Anytime a financial transaction occurs, it's a good idea to keep a record of it. In particular, a property sale or settlement requires taking very specific notes on cash exchanging hands. Without keeping track of these expenditures and credits, it will be much more difficult to keep a handle on your finances and determine final overall costs. Luckily a general ledger is easy to use and will help immensely with this. You don't need a big fancy one; a small notebook in your pocket will work just fine, or a larger notebook on your desk.
Decide which ledger category your settlement falls into. Typically, ledger categories include assets, liabilities, owner's equity, revenue and expenses. Yours might vary. Use the proper ledger sheet for recording the property settlement.
For each individual charge, record its details and how much it cost (debit) or earned (credit). Each ledger sheet should have five columns: date, transaction description, debits, credits and balance.
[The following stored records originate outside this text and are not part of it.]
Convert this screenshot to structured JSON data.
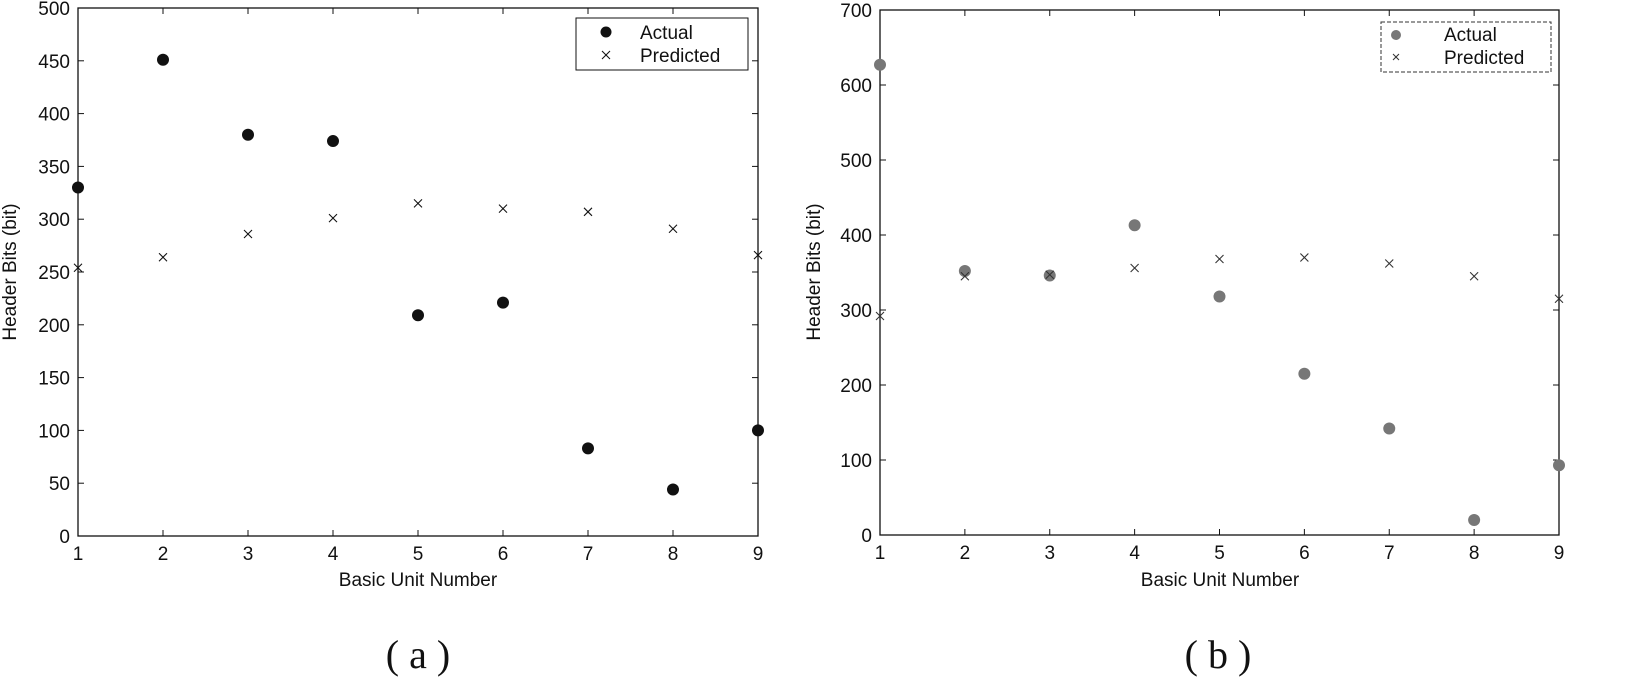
{
  "chart_data": [
    {
      "id": "a",
      "type": "scatter",
      "caption": "( a )",
      "title": "",
      "xlabel": "Basic Unit Number",
      "ylabel": "Header Bits (bit)",
      "xlim": [
        1,
        9
      ],
      "ylim": [
        0,
        500
      ],
      "xticks": [
        1,
        2,
        3,
        4,
        5,
        6,
        7,
        8,
        9
      ],
      "yticks": [
        0,
        50,
        100,
        150,
        200,
        250,
        300,
        350,
        400,
        450,
        500
      ],
      "grid": false,
      "legend_position": "top-right",
      "series": [
        {
          "name": "Actual",
          "marker": "filled-circle",
          "x": [
            1,
            2,
            3,
            4,
            5,
            6,
            7,
            8,
            9
          ],
          "y": [
            330,
            451,
            380,
            374,
            209,
            221,
            83,
            44,
            100
          ]
        },
        {
          "name": "Predicted",
          "marker": "x",
          "x": [
            1,
            2,
            3,
            4,
            5,
            6,
            7,
            8,
            9
          ],
          "y": [
            254,
            264,
            286,
            301,
            315,
            310,
            307,
            291,
            266
          ]
        }
      ]
    },
    {
      "id": "b",
      "type": "scatter",
      "caption": "( b )",
      "title": "",
      "xlabel": "Basic Unit Number",
      "ylabel": "Header Bits (bit)",
      "xlim": [
        1,
        9
      ],
      "ylim": [
        0,
        700
      ],
      "xticks": [
        1,
        2,
        3,
        4,
        5,
        6,
        7,
        8,
        9
      ],
      "yticks": [
        0,
        100,
        200,
        300,
        400,
        500,
        600,
        700
      ],
      "grid": false,
      "legend_position": "top-right",
      "series": [
        {
          "name": "Actual",
          "marker": "filled-circle",
          "x": [
            1,
            2,
            3,
            4,
            5,
            6,
            7,
            8,
            9
          ],
          "y": [
            627,
            352,
            346,
            413,
            318,
            215,
            142,
            20,
            93
          ]
        },
        {
          "name": "Predicted",
          "marker": "x",
          "x": [
            1,
            2,
            3,
            4,
            5,
            6,
            7,
            8,
            9
          ],
          "y": [
            292,
            345,
            347,
            356,
            368,
            370,
            362,
            345,
            315
          ]
        }
      ]
    }
  ]
}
Use the proper starting balance and either subtract (debit) or add (credit) to come up with a new balance for each item. Double-check your math. A small mistake can throw off the entire ledger.